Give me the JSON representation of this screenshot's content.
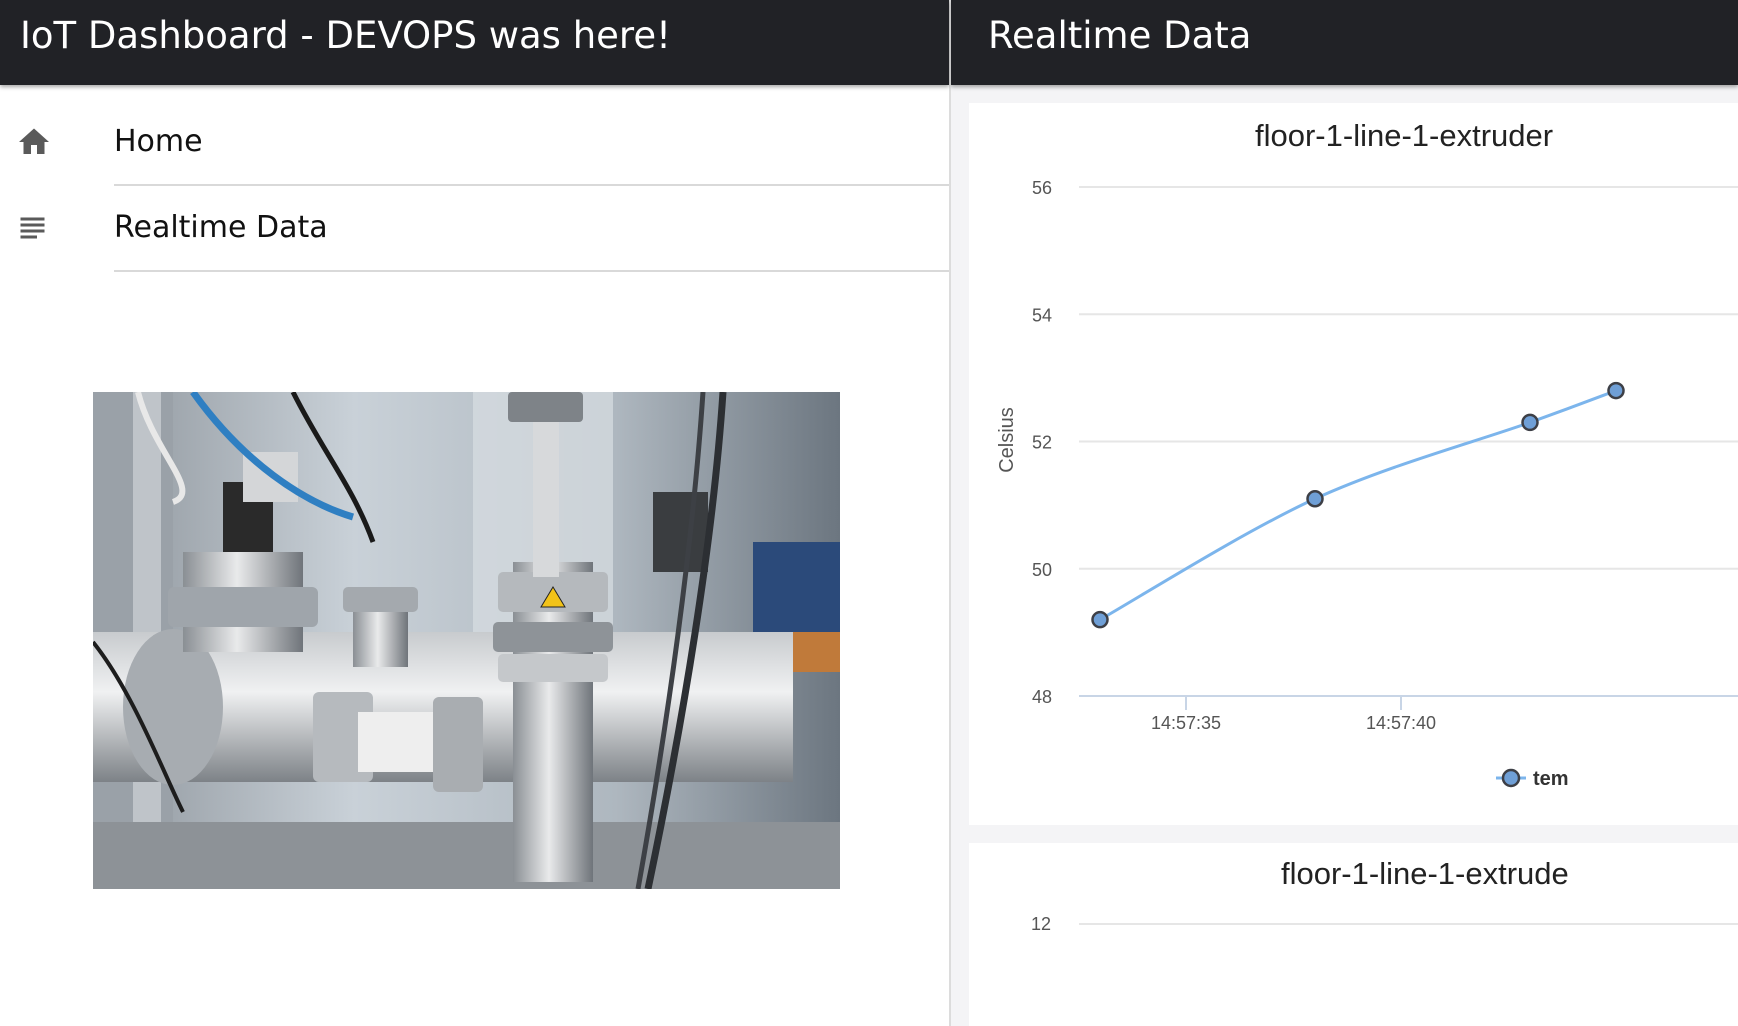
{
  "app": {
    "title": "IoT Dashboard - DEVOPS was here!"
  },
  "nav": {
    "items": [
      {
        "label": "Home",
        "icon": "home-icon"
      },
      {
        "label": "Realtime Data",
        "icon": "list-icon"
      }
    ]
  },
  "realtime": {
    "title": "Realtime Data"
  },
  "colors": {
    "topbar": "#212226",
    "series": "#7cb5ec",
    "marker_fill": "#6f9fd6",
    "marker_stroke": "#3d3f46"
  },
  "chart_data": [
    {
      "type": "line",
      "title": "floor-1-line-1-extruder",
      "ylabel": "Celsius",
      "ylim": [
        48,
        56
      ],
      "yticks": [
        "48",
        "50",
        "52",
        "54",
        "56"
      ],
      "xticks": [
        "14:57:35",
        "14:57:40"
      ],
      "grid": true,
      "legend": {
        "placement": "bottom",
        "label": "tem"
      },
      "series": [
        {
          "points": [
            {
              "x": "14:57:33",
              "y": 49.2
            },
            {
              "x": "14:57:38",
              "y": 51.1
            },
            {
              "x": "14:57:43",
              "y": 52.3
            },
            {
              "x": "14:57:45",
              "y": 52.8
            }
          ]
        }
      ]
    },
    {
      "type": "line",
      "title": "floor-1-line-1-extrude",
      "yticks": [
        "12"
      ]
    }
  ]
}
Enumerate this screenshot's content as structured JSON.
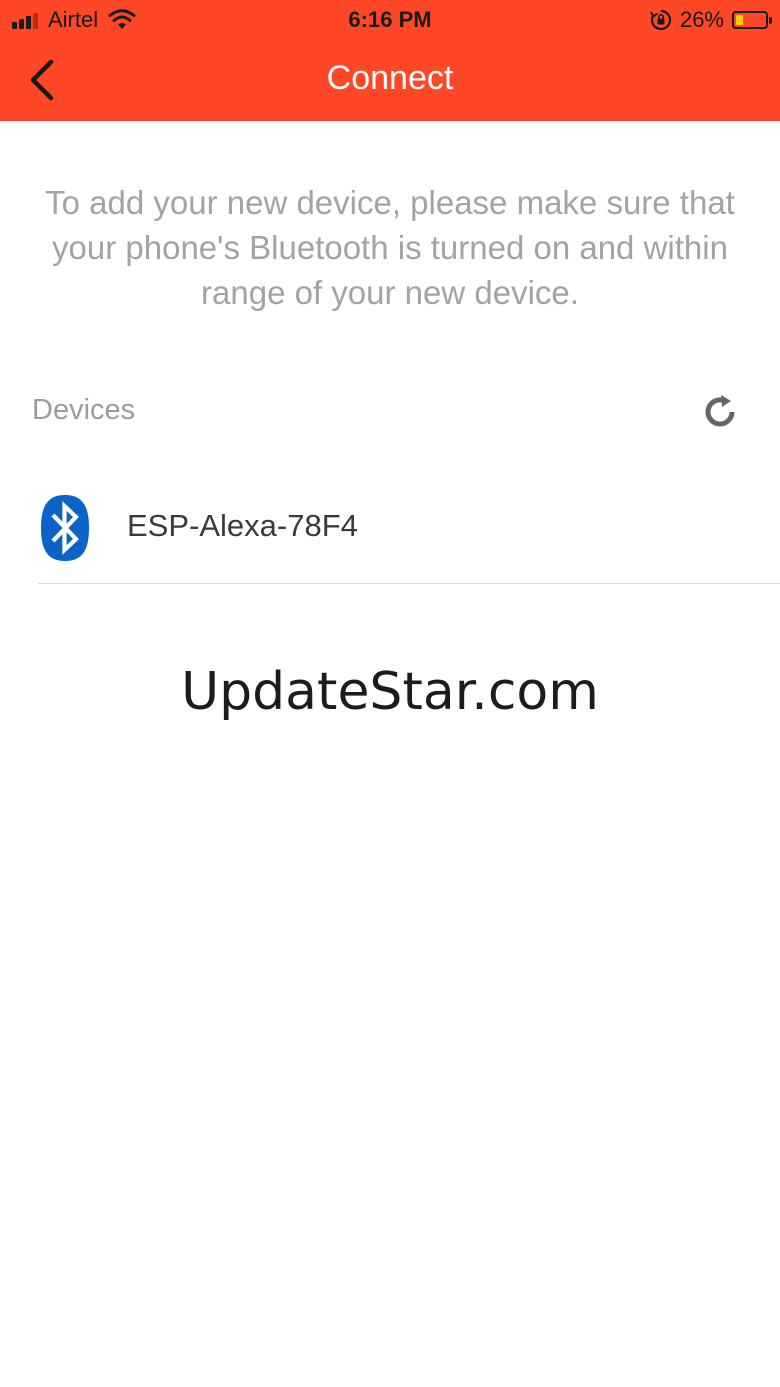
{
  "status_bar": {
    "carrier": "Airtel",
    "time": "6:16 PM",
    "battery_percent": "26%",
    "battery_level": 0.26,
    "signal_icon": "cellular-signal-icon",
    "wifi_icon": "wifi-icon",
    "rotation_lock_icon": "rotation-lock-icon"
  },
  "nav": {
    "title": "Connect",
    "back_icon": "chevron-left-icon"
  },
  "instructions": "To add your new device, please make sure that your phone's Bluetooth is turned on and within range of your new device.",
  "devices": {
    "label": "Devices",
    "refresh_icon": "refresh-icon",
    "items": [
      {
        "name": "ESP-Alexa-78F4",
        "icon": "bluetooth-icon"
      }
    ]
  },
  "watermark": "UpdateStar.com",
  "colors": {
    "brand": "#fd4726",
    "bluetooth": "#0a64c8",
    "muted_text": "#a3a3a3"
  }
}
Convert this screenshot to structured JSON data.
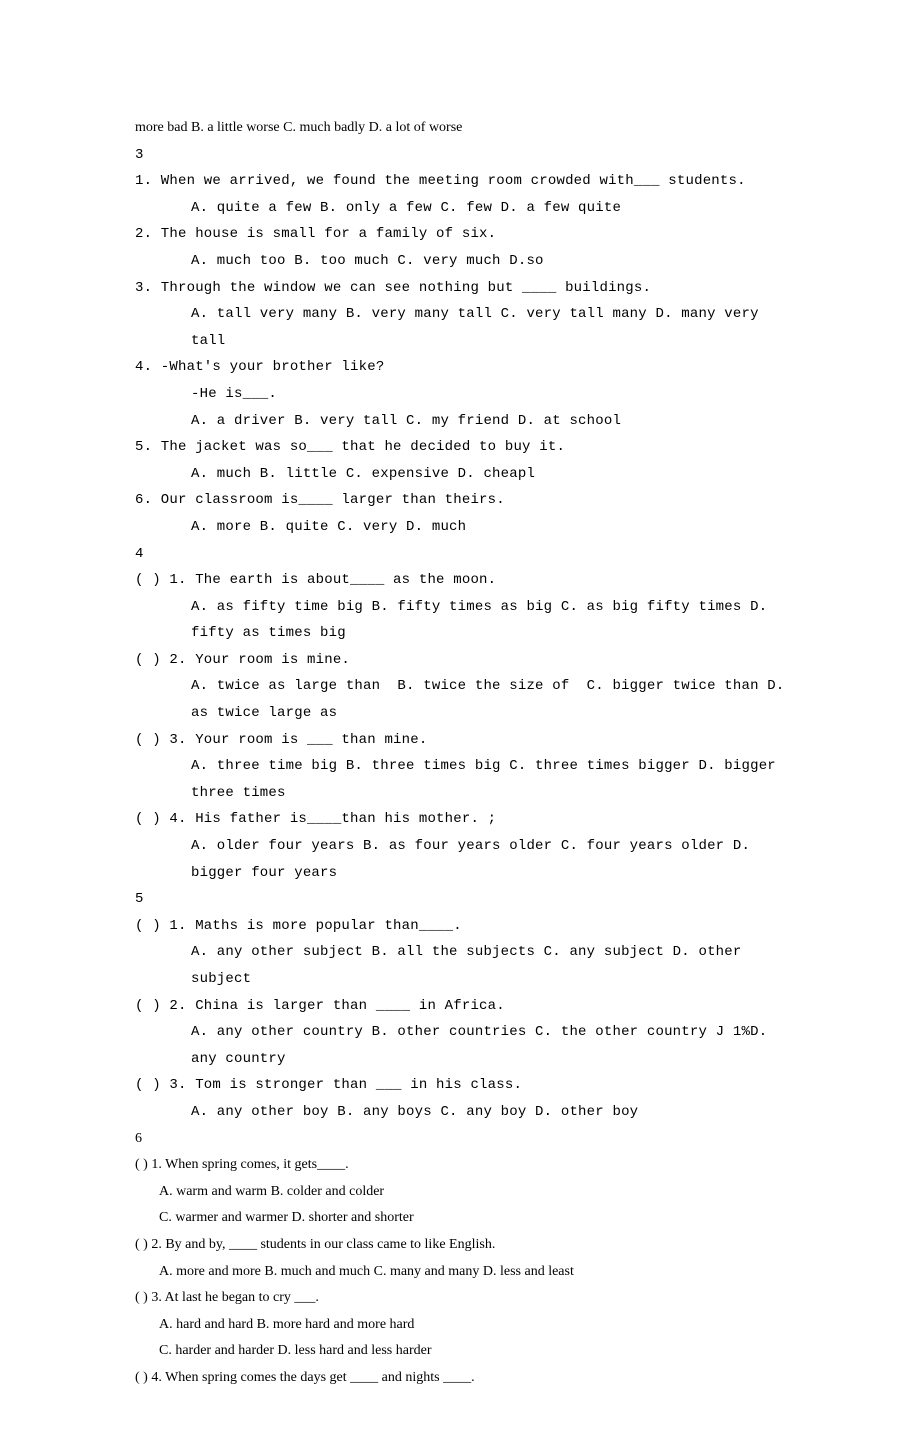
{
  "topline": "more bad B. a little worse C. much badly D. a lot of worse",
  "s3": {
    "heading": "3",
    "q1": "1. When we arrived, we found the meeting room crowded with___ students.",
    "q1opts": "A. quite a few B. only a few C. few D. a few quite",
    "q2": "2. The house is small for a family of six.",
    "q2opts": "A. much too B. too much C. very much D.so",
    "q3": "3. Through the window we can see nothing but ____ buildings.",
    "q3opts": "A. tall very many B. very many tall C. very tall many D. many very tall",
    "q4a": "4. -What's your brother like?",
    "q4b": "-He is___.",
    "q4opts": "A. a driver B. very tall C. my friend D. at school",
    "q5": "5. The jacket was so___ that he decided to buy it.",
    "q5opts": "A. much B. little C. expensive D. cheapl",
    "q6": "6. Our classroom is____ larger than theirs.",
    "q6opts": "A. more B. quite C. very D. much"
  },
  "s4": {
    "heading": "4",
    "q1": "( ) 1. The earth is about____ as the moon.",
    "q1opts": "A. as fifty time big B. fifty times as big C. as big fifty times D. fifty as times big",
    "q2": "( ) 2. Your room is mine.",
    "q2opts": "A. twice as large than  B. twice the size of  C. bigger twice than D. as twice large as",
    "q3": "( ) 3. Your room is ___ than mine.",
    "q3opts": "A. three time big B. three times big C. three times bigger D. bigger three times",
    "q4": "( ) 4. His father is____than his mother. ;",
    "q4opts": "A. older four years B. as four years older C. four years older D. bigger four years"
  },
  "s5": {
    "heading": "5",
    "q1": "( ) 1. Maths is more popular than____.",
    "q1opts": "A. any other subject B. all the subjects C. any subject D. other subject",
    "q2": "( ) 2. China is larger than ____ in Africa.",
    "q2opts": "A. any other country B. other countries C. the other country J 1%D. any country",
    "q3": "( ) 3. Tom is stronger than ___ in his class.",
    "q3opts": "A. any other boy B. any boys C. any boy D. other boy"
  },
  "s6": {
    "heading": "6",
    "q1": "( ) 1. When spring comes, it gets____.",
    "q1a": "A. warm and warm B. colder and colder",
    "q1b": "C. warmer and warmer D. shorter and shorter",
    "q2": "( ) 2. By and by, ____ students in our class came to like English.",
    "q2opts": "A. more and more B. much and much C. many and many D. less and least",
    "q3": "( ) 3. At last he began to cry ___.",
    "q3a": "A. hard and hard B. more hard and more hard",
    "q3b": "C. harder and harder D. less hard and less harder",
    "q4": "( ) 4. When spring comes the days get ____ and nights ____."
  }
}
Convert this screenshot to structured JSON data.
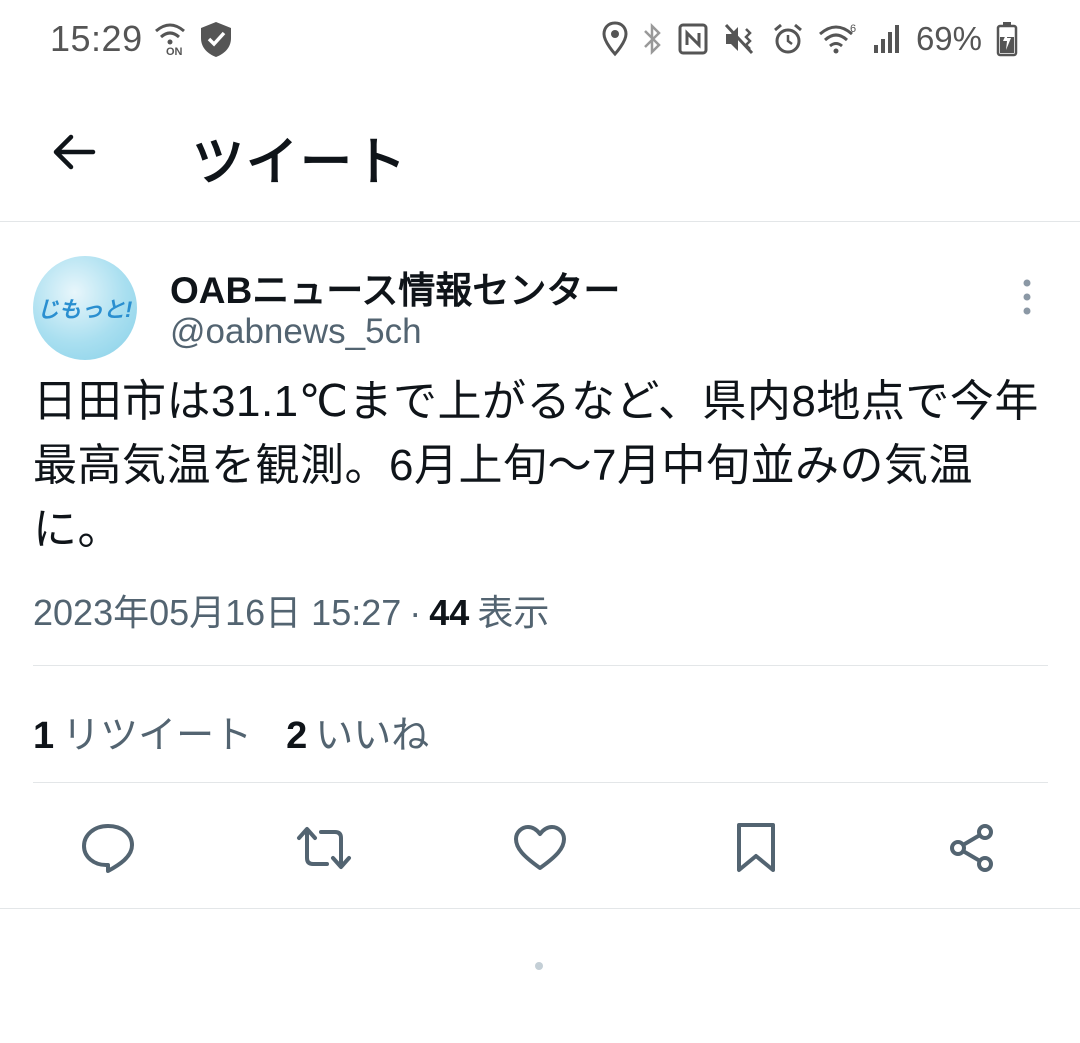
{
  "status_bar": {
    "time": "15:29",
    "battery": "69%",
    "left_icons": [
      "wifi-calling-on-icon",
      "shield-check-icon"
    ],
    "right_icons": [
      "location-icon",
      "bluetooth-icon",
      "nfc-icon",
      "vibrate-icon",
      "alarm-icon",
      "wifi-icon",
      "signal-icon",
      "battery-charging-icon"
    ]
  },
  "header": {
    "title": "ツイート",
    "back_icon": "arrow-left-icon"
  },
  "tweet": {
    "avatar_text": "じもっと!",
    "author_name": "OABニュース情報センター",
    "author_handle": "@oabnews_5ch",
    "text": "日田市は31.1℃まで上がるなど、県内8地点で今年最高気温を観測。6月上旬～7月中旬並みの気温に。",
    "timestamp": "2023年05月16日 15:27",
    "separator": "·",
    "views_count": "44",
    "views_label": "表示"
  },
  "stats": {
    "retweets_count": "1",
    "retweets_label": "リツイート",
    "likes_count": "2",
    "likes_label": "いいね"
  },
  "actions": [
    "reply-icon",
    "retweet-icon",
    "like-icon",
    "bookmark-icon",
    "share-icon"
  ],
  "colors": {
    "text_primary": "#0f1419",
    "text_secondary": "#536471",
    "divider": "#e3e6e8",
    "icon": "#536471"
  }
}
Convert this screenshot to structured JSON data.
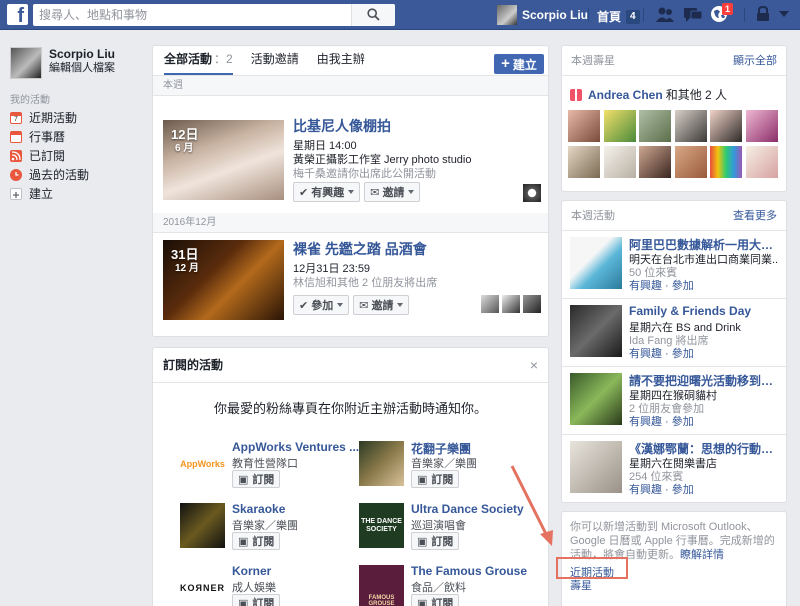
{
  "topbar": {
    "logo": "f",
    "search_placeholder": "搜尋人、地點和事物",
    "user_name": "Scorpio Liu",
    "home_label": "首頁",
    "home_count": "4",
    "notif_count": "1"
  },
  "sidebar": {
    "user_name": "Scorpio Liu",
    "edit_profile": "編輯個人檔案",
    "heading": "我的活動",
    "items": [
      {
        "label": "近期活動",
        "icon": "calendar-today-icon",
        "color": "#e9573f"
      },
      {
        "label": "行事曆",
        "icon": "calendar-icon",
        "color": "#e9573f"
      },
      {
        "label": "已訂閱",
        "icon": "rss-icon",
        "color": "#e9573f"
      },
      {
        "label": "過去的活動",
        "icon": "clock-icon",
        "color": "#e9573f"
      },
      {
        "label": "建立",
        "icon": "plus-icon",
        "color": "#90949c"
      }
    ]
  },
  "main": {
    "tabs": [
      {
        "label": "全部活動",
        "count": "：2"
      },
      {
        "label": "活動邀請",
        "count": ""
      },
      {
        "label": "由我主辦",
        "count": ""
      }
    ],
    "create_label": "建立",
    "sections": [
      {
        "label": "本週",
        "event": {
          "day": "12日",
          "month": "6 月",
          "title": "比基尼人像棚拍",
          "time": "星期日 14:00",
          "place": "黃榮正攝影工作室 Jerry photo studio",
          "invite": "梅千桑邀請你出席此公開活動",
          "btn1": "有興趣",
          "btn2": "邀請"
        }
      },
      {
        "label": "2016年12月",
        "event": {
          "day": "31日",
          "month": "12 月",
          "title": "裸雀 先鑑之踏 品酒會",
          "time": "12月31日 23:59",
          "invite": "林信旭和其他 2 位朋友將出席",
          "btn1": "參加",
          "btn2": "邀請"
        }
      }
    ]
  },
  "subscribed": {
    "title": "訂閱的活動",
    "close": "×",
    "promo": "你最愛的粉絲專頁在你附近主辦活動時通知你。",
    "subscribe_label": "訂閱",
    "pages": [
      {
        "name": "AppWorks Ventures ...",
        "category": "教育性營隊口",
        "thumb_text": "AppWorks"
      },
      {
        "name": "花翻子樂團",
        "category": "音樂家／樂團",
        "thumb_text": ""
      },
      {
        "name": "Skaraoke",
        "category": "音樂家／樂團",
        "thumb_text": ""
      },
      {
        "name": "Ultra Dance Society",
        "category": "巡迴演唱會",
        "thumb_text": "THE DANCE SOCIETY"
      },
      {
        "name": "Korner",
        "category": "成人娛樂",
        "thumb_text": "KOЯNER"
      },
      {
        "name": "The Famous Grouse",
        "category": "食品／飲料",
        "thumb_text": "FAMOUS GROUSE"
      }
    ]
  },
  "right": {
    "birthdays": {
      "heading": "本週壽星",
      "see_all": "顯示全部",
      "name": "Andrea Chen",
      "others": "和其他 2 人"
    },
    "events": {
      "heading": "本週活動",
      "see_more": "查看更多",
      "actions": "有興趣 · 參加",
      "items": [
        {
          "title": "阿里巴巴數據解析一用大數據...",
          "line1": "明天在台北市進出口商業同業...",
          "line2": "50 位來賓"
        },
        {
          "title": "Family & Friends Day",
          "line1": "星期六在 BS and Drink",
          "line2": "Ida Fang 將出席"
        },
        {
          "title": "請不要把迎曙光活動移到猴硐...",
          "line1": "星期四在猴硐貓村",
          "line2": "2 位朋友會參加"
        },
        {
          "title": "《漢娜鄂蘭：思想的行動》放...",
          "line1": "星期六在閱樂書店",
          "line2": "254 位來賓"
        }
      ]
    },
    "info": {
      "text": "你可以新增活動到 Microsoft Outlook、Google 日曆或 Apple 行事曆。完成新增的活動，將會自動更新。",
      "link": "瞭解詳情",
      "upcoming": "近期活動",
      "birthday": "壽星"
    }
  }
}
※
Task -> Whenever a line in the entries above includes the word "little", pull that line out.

Problem solution ->
  "topline": "more bad B. a little worse C. much badly D. a lot of worse",
    "q5opts": "A. much B. little C. expensive D. cheapl",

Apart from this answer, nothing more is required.